Millennials are currently the largest generation on the planet with many still going through college and university. This also means that hockey coaches across the country will be currently training a considerable amount of Millennials. While every generation has the same desire to win, each one needs a slightly different approach to coaching. In this article we look at four important factors to keep in mind when coaching Millennials.
They need your understanding and time
Millennials want our understanding. “I hear that [Millennials are hard to coach] often and you hear it often from other coaches,” Joël Bouchard told the Athletique. Bouchard, head coach of the Montreal Canadiens’ minor league affiliate Laval Rocket, isn’t buying it. “When I hear someone say ‘These guys’ are spoiled,’ my response is ‘Not at all.’” Many Millennials are dedicated, and are willing to be coached. The key, according to the Bouchard, is to not have negative preconceptions about Millennials. Let them have a clean slate. Then give them lots of one-on-one time; otherwise “you won’t get the results” warns Bouchard. It may seem like additional work, but the trade-off — having coachable players willing to work hard on their game — will be worth it.
They respond to authenticity
In an article about reaching Millennials, leadership coach and Forbes Coaches Council member Tonyalynne Wildhaber notes that “authenticity is essential.” This point is relevant in all our dealings with Millennials, especially when coaching them. “Authenticity in purpose, actions, communication, and culture is essential to attract and retain the brilliance of this highly intuitive generation,” explains Wildhaber. This means coaches must “make challenge, contribution, and development regular components of their experience.” These challenges, though, must be communicated with transparency, and even vulnerability. We don’t need to put up a know-it-all, infallible front. Instead, coaches should show their players that they are just like them: flawed but willing to learn. In this way, we’ll connect better with the younger players and make them feel truly part of the team.
They are tech-savvy

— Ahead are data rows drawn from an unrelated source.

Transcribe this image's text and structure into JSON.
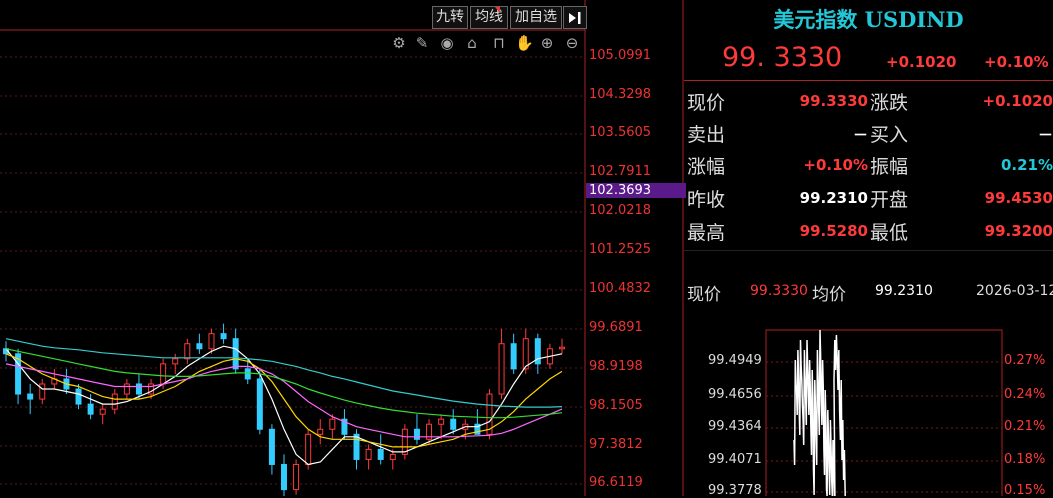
{
  "toolbar": {
    "jiuzhuan": "九转",
    "junxian": "均线",
    "add_watch": "加自选",
    "collapse_icon": "collapse-right-icon",
    "tools": [
      "settings-icon",
      "pencil-icon",
      "eye-icon",
      "basket-icon",
      "lock-icon",
      "hand-icon",
      "zoom-in-icon",
      "zoom-out-icon"
    ]
  },
  "chart_data": {
    "type": "candlestick",
    "y_ticks": [
      "105.0991",
      "104.3298",
      "103.5605",
      "102.7911",
      "102.0218",
      "101.2525",
      "100.4832",
      "99.6891",
      "98.9198",
      "98.1505",
      "97.3812",
      "96.6119"
    ],
    "current_marker": "102.3693",
    "ylim": [
      96.6119,
      105.0991
    ],
    "candles": [
      [
        99.3,
        99.45,
        99.05,
        99.2
      ],
      [
        99.2,
        99.3,
        98.2,
        98.4
      ],
      [
        98.4,
        98.6,
        98.0,
        98.3
      ],
      [
        98.3,
        98.7,
        98.2,
        98.6
      ],
      [
        98.6,
        98.9,
        98.5,
        98.7
      ],
      [
        98.7,
        98.9,
        98.4,
        98.5
      ],
      [
        98.5,
        98.6,
        98.1,
        98.2
      ],
      [
        98.2,
        98.4,
        97.9,
        98.0
      ],
      [
        98.0,
        98.2,
        97.8,
        98.1
      ],
      [
        98.1,
        98.5,
        98.0,
        98.4
      ],
      [
        98.4,
        98.7,
        98.3,
        98.6
      ],
      [
        98.6,
        98.8,
        98.3,
        98.4
      ],
      [
        98.4,
        98.7,
        98.3,
        98.6
      ],
      [
        98.6,
        99.1,
        98.5,
        99.0
      ],
      [
        99.0,
        99.2,
        98.8,
        99.1
      ],
      [
        99.1,
        99.5,
        99.0,
        99.4
      ],
      [
        99.4,
        99.6,
        99.2,
        99.3
      ],
      [
        99.3,
        99.7,
        99.2,
        99.6
      ],
      [
        99.6,
        99.8,
        99.4,
        99.5
      ],
      [
        99.5,
        99.7,
        98.8,
        98.9
      ],
      [
        98.9,
        99.1,
        98.6,
        98.7
      ],
      [
        98.7,
        98.9,
        97.6,
        97.7
      ],
      [
        97.7,
        97.8,
        96.8,
        97.0
      ],
      [
        97.0,
        97.2,
        96.3,
        96.5
      ],
      [
        96.5,
        97.1,
        96.4,
        97.0
      ],
      [
        97.0,
        97.7,
        96.9,
        97.6
      ],
      [
        97.6,
        97.9,
        97.4,
        97.7
      ],
      [
        97.7,
        98.0,
        97.5,
        97.9
      ],
      [
        97.9,
        98.1,
        97.5,
        97.6
      ],
      [
        97.6,
        97.7,
        96.9,
        97.1
      ],
      [
        97.1,
        97.4,
        96.9,
        97.3
      ],
      [
        97.3,
        97.6,
        97.0,
        97.1
      ],
      [
        97.1,
        97.3,
        96.9,
        97.2
      ],
      [
        97.2,
        97.8,
        97.1,
        97.7
      ],
      [
        97.7,
        98.0,
        97.4,
        97.5
      ],
      [
        97.5,
        97.9,
        97.4,
        97.8
      ],
      [
        97.8,
        98.0,
        97.5,
        97.9
      ],
      [
        97.9,
        98.1,
        97.6,
        97.7
      ],
      [
        97.7,
        97.9,
        97.5,
        97.8
      ],
      [
        97.8,
        98.1,
        97.6,
        97.6
      ],
      [
        97.6,
        98.5,
        97.5,
        98.4
      ],
      [
        98.4,
        99.7,
        98.3,
        99.4
      ],
      [
        99.4,
        99.6,
        98.8,
        98.9
      ],
      [
        98.9,
        99.7,
        98.8,
        99.5
      ],
      [
        99.5,
        99.6,
        98.8,
        99.0
      ],
      [
        99.0,
        99.4,
        98.9,
        99.3
      ],
      [
        99.3,
        99.5,
        99.2,
        99.33
      ]
    ],
    "ma_lines": [
      {
        "color": "#ffffff",
        "values": [
          99.3,
          99.0,
          98.7,
          98.5,
          98.5,
          98.45,
          98.4,
          98.3,
          98.2,
          98.2,
          98.25,
          98.35,
          98.45,
          98.6,
          98.75,
          98.95,
          99.1,
          99.25,
          99.35,
          99.3,
          99.1,
          98.8,
          98.3,
          97.7,
          97.2,
          97.0,
          97.05,
          97.3,
          97.55,
          97.55,
          97.45,
          97.35,
          97.25,
          97.25,
          97.35,
          97.45,
          97.55,
          97.65,
          97.75,
          97.75,
          97.85,
          98.2,
          98.6,
          98.95,
          99.1,
          99.15,
          99.2
        ]
      },
      {
        "color": "#ffd700",
        "values": [
          99.2,
          99.1,
          98.95,
          98.8,
          98.7,
          98.6,
          98.55,
          98.45,
          98.35,
          98.3,
          98.3,
          98.3,
          98.35,
          98.45,
          98.55,
          98.7,
          98.85,
          98.95,
          99.05,
          99.1,
          99.05,
          98.9,
          98.65,
          98.3,
          97.95,
          97.7,
          97.55,
          97.5,
          97.5,
          97.5,
          97.45,
          97.4,
          97.35,
          97.35,
          97.35,
          97.4,
          97.45,
          97.5,
          97.6,
          97.65,
          97.7,
          97.85,
          98.05,
          98.3,
          98.5,
          98.7,
          98.85
        ]
      },
      {
        "color": "#ff66ff",
        "values": [
          99.0,
          98.95,
          98.9,
          98.85,
          98.8,
          98.75,
          98.7,
          98.65,
          98.6,
          98.55,
          98.55,
          98.55,
          98.55,
          98.6,
          98.65,
          98.7,
          98.78,
          98.85,
          98.9,
          98.95,
          98.95,
          98.9,
          98.8,
          98.65,
          98.45,
          98.25,
          98.1,
          97.95,
          97.85,
          97.75,
          97.7,
          97.65,
          97.6,
          97.55,
          97.55,
          97.55,
          97.55,
          97.55,
          97.56,
          97.57,
          97.58,
          97.62,
          97.7,
          97.8,
          97.9,
          98.0,
          98.1
        ]
      },
      {
        "color": "#33dd33",
        "values": [
          99.3,
          99.25,
          99.2,
          99.15,
          99.1,
          99.05,
          99.0,
          98.95,
          98.9,
          98.85,
          98.82,
          98.8,
          98.78,
          98.76,
          98.75,
          98.75,
          98.76,
          98.78,
          98.8,
          98.82,
          98.82,
          98.8,
          98.75,
          98.68,
          98.6,
          98.5,
          98.42,
          98.35,
          98.28,
          98.22,
          98.17,
          98.12,
          98.08,
          98.05,
          98.02,
          98.0,
          97.98,
          97.96,
          97.95,
          97.94,
          97.93,
          97.93,
          97.94,
          97.96,
          97.98,
          98.0,
          98.03
        ]
      },
      {
        "color": "#33cccc",
        "values": [
          99.5,
          99.45,
          99.4,
          99.35,
          99.32,
          99.3,
          99.28,
          99.25,
          99.22,
          99.2,
          99.18,
          99.16,
          99.14,
          99.12,
          99.12,
          99.12,
          99.12,
          99.12,
          99.12,
          99.12,
          99.1,
          99.08,
          99.05,
          99.0,
          98.95,
          98.88,
          98.82,
          98.75,
          98.7,
          98.64,
          98.58,
          98.52,
          98.46,
          98.42,
          98.38,
          98.34,
          98.3,
          98.26,
          98.23,
          98.2,
          98.18,
          98.16,
          98.15,
          98.14,
          98.14,
          98.14,
          98.15
        ]
      }
    ]
  },
  "quote": {
    "title": "美元指数 USDIND",
    "price": "99. 3330",
    "change": "+0.1020",
    "change_pct": "+0.10%",
    "rows": [
      {
        "l1": "现价",
        "v1": "99.3330",
        "c1": "red",
        "l2": "涨跌",
        "v2": "+0.1020",
        "c2": "red"
      },
      {
        "l1": "卖出",
        "v1": "－",
        "c1": "white",
        "l2": "买入",
        "v2": "－",
        "c2": "white"
      },
      {
        "l1": "涨幅",
        "v1": "+0.10%",
        "c1": "red",
        "l2": "振幅",
        "v2": "0.21%",
        "c2": "cyan"
      },
      {
        "l1": "昨收",
        "v1": "99.2310",
        "c1": "white",
        "l2": "开盘",
        "v2": "99.4530",
        "c2": "red"
      },
      {
        "l1": "最高",
        "v1": "99.5280",
        "c1": "red",
        "l2": "最低",
        "v2": "99.3200",
        "c2": "red"
      }
    ]
  },
  "intraday": {
    "price_label": "现价",
    "price_value": "99.3330",
    "avg_label": "均价",
    "avg_value": "99.2310",
    "date": "2026-03-12",
    "left_ticks": [
      "99.4949",
      "99.4656",
      "99.4364",
      "99.4071",
      "99.3778"
    ],
    "right_ticks": [
      "0.27%",
      "0.24%",
      "0.21%",
      "0.18%",
      "0.15%"
    ]
  }
}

Hockey coaches need to understand that Millennials tend to respond well to technology. According to researchers from West Texas A&M University, a digital learning culture has emerged from within this generation in which “technology and social media complement the learning process.” This trend is being seen across all levels of sports, especially in higher education. The Maryville University department of athletics has been using BlueFrame Technology to record and stream their sports on the Maryville Saints website since 2016. This allows players and coaches to get detailed feedback on every athletic contest. This follows the university’s drive to put technology at the forefront of its culture. And it has succeeded with Maryville University being named an Apple Distinguished School for 2018-2021. This is exactly the kind of innovative, tech-focused approach that appeals not only to young students, but also to new-generation players. As hockey coaches, we need to keep this in mind, and try to incorporate technology in our coaching, too. At present there is a range of apps and learning platforms such as CCM Skills, Coach Them, and Hockey Coach Vision that we can use to complement our teaching methods.
They crave affirmation
Millennials want to be praised. Legendary football coach Steve Spurrier, though, puts this into context: “I think what’s a little bit different now is that young players coming out of high school are told they’re so good…” says Spurrier. “I just always try to suggest to people, let the young man earn his way.” What this means is that instead of saying, “You’re the best…” or “You’re so great…” we should be specific when we offer praise. We can recognize our players’ positive attitude, their speed, or even their hustle, but we also need to point out their flaws as well. In doing so, we meet our players’ need for affirmation; at the same time we get to remind them that there is plenty of room for improvement.
As a final point it is important to make sure our players are playing as many games as possible. As noted in a previous post the ‘The GAME is the best TEACHER’ experience is the best way to learn. As coaches we can only do our best to guide and encourage them as they grow as a team. It is up to the players to continue to improve.
Post for: 200×85.com
Submitted by: Jett Bayntun